Born a slave. His master, Jean Berard, taught Pierre to read and write, and when Berard moved to New York in 1787, he took along several slaves, including Pierre and his sister Rosalie. There Pierre was apprenticed to a leading hairdresser, and soon became a popular stylist himself. When Berard died, Pierre stayed on to care for the ailing widow; he was freed from slavery when Madame Berard died in 1807.
Working for himself, Pierre became wealthy. He fell in love with Juliette Noel, a 15 year old slave, and he purchased her, freed her, and married her. As the two took their faith seriously, they started work to help the poor in New York. They turned their own home into a shelter for orphans, a credit bureau, an employment agency, a hostel for priests and a other poor travellers. Pierre helped fund the construction of Old Saint Patrick’s Cathedral. Though the couple never had children, when his sister Rosalie died, Pierre and Juliette adopted her daughter Euphemia. Widower in 1851. To his last days he worked tirelessly to help anyone who needed it.
- 30 June 1853 in New York, New York of natural causes
- buried in Old Saint Patrick’s cemetery on Mott Street, New York
- the grave was re-discovered by Father Charles McTague as it had been abandoned and ignored
- exhumed and re-interred in the crypt below the altar in Saint Patrick’s Cathedral, 5th Avenue, New York in 1990
- if you have information relevant to the beatification of Venerable Pierre, contact
Pierre Toussaint Guild
1011 First Avenue
New York, NY 10022, USA
- Haiti Program at Trinity College
- Memoir of Pierre Toussaint, by Hannah Farnham Sawyer Lee
- National Black Catholic Congress
- Word Among Us

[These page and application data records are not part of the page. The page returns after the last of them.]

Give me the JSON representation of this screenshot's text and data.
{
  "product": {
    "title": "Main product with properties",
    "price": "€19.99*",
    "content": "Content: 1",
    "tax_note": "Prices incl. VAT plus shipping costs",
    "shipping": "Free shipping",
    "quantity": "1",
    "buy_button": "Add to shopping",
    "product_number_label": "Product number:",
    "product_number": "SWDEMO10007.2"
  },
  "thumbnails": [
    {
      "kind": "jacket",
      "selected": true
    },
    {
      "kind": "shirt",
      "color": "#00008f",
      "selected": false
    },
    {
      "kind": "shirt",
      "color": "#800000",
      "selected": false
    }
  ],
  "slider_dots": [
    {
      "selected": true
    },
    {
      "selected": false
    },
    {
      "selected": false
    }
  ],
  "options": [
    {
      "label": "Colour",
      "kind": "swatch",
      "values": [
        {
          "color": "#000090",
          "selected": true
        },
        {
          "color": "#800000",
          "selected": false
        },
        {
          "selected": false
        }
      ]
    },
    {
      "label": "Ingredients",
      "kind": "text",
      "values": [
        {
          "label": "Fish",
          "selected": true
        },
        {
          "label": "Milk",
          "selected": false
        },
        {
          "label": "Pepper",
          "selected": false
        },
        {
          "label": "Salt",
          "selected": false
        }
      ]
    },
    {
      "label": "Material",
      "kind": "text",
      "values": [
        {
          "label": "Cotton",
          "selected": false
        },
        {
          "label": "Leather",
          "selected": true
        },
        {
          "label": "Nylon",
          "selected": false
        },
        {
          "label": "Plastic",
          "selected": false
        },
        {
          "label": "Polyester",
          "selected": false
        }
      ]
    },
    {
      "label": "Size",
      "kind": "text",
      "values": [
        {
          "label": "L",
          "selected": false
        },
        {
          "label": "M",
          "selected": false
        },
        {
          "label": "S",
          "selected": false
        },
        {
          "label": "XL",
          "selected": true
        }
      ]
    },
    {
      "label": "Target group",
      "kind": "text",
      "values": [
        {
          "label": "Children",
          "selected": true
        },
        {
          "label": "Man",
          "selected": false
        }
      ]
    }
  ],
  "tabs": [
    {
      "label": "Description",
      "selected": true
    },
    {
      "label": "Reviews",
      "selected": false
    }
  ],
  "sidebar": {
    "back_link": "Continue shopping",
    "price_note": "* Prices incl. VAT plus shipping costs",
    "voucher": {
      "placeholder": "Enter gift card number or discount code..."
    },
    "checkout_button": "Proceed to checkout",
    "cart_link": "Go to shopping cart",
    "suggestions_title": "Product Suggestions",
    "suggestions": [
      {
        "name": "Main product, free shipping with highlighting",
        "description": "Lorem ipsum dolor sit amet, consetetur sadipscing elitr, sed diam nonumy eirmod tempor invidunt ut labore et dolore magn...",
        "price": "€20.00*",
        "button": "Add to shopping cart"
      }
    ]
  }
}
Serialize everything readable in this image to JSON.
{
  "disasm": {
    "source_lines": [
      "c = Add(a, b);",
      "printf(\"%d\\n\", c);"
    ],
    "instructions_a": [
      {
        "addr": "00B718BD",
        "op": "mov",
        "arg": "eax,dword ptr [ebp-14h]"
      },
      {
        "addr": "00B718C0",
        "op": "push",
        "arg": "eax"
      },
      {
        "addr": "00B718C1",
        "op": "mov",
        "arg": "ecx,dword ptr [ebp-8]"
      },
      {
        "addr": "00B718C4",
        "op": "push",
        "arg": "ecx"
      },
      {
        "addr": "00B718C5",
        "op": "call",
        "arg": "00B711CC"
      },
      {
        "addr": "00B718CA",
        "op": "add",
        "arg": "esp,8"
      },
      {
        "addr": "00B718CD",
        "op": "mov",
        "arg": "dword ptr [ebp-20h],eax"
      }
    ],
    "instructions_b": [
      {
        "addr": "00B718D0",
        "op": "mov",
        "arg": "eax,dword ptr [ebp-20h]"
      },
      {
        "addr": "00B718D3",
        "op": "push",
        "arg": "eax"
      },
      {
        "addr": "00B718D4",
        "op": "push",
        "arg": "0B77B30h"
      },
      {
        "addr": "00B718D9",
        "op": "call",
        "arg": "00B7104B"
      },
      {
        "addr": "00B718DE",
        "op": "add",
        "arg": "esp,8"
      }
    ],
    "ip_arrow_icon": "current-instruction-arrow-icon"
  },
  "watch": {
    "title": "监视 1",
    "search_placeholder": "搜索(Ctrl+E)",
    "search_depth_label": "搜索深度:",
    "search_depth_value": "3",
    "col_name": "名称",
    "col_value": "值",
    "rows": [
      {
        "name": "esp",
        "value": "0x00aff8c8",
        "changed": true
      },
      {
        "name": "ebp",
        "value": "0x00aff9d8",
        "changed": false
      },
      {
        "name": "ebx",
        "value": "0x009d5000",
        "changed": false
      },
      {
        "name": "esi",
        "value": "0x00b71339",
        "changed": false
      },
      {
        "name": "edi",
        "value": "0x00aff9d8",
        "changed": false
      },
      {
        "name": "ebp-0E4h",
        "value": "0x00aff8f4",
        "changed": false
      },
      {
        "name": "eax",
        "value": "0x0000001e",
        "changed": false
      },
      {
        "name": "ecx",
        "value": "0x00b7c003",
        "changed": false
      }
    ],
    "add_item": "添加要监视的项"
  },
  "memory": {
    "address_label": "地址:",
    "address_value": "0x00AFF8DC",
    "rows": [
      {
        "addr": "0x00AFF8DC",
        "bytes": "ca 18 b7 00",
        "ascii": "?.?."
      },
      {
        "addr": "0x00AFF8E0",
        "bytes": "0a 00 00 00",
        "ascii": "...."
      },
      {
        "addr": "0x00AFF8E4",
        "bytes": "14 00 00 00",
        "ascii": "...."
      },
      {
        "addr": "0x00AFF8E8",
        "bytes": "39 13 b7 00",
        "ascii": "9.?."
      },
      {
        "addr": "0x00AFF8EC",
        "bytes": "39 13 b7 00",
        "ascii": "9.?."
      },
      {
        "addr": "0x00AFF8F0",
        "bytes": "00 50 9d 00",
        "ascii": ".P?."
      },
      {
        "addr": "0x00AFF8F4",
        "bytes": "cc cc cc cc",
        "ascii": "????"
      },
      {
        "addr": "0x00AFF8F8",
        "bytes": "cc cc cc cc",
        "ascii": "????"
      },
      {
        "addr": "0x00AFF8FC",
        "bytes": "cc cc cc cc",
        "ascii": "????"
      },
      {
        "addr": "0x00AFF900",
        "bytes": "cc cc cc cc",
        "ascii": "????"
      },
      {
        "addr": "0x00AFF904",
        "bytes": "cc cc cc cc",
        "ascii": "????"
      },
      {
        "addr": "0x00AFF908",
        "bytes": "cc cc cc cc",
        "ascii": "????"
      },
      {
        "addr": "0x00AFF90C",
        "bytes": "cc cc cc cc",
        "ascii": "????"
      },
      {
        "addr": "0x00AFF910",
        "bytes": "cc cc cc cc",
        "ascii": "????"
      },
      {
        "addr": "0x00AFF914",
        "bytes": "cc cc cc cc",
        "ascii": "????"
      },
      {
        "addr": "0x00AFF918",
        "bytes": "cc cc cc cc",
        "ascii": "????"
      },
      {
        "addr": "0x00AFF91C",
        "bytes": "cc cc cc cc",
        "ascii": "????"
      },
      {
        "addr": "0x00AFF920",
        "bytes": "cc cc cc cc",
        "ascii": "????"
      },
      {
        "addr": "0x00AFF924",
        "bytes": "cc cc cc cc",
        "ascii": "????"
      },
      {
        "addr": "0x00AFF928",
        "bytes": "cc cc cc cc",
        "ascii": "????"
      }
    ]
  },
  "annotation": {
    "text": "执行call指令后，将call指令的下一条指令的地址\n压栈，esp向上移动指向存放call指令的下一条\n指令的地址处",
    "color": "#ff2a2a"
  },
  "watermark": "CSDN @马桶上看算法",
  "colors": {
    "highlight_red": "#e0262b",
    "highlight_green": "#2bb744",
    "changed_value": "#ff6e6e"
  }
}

- “Venerable Pierre Toussaint”. Saints.SQPN.com. 12 August 2010. Web. 25 May 2013. <http://saints.sqpn.com/venerable-pierre-toussaint/>